▸ What the task asks: Write out every line from the listing below where the string "JSON" is found.

────────────────────

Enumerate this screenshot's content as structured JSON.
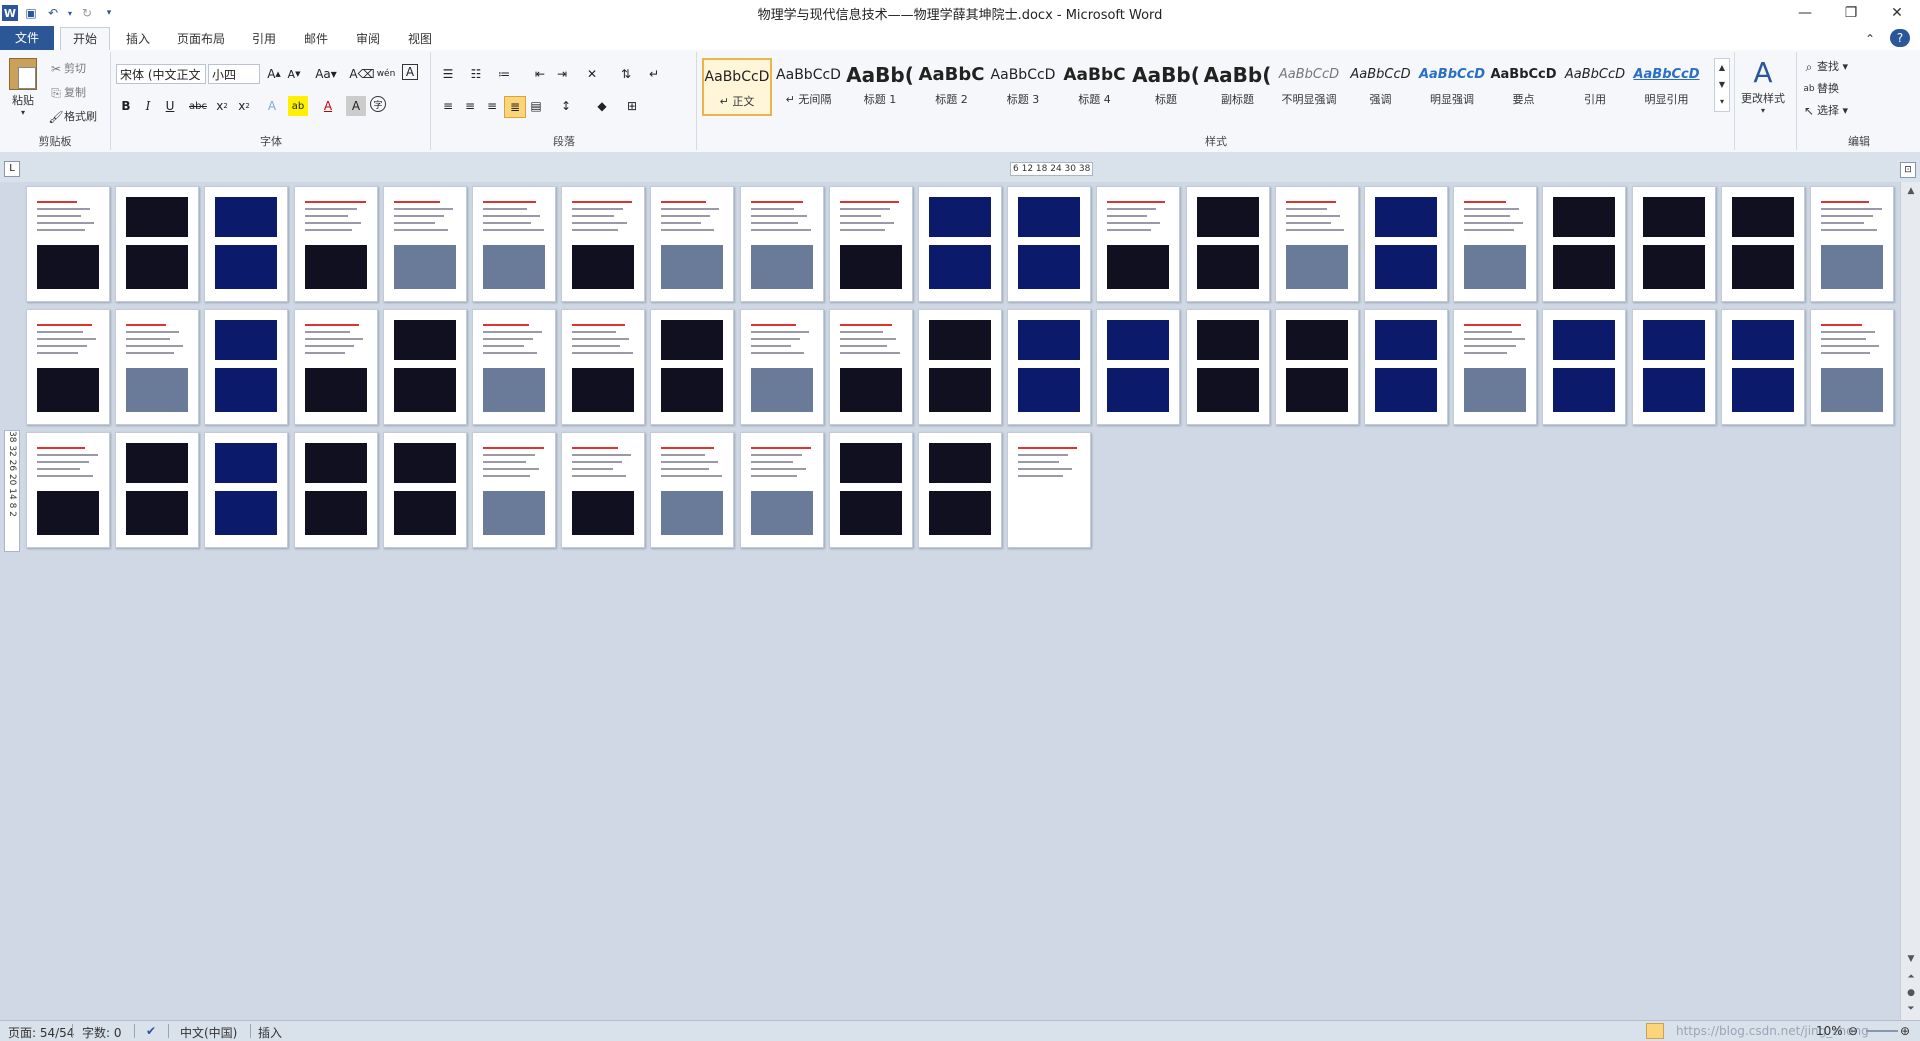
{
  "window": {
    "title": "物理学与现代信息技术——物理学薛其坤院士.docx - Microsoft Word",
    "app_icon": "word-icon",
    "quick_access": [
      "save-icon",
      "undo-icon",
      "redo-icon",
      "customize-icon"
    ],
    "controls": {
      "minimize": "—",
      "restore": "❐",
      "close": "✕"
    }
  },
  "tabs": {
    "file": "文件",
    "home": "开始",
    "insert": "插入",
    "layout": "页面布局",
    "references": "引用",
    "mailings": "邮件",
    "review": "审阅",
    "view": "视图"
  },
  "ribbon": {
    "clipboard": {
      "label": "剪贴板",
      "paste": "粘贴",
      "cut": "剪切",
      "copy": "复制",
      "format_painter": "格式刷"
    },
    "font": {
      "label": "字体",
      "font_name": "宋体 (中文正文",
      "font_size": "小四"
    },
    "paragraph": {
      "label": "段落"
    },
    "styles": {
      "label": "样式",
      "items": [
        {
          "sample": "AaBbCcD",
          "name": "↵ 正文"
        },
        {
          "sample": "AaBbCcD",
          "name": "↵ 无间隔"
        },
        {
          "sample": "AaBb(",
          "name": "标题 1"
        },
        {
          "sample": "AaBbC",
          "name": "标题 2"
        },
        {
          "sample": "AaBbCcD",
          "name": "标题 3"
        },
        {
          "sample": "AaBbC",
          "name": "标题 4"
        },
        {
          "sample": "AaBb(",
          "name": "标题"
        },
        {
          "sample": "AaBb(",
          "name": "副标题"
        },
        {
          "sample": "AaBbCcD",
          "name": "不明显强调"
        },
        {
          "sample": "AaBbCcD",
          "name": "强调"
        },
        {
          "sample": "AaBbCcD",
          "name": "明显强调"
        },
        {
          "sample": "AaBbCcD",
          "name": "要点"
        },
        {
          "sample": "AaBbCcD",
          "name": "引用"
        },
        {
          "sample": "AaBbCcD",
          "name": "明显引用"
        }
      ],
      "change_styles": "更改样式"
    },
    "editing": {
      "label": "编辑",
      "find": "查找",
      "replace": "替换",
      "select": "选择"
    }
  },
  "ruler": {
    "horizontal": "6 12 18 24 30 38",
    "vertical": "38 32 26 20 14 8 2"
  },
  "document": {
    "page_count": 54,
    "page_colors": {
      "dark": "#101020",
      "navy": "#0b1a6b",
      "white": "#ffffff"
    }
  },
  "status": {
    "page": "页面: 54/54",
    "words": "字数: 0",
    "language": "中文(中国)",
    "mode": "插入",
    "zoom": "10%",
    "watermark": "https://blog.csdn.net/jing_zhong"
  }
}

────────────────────

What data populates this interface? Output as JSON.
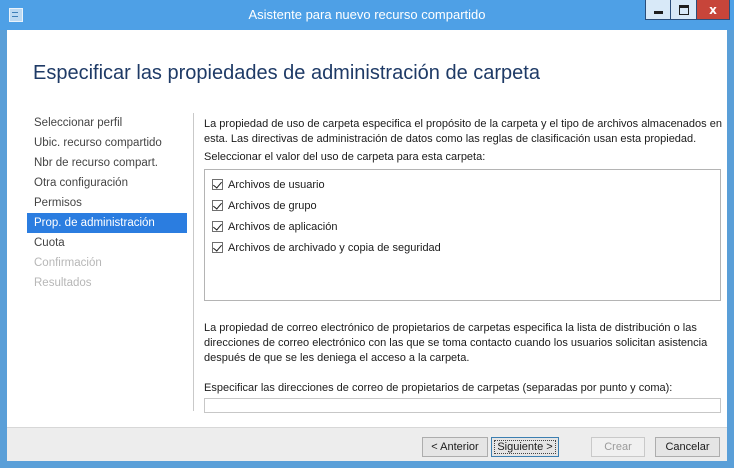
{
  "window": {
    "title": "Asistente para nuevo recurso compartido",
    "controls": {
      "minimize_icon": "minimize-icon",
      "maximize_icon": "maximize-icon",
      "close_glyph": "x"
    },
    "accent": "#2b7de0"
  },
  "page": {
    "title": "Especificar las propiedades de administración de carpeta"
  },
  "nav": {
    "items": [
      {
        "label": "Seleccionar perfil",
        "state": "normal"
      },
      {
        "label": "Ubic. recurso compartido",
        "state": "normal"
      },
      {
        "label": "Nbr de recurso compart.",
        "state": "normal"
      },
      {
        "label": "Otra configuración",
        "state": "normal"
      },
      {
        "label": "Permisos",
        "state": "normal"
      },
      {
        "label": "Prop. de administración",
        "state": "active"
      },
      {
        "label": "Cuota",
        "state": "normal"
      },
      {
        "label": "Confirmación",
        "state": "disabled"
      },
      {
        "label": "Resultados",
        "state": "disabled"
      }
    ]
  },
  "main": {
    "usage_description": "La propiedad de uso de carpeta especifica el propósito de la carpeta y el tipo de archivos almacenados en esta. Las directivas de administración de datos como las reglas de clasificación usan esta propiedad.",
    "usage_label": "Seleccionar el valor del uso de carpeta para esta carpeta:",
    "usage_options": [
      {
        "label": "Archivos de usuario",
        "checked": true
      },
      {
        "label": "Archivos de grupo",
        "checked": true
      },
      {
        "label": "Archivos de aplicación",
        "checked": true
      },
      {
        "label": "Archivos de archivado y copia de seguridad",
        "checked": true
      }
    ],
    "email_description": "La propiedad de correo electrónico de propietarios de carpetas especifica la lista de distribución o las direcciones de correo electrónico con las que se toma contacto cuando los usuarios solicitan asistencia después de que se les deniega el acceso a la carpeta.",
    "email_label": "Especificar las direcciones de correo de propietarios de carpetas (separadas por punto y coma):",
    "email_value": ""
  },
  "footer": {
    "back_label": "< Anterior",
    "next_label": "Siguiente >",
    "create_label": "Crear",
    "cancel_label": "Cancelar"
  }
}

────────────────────

▸ Reply to the task:
Enumerate this screenshot's content as structured JSON.
What data populates this interface? Output as JSON.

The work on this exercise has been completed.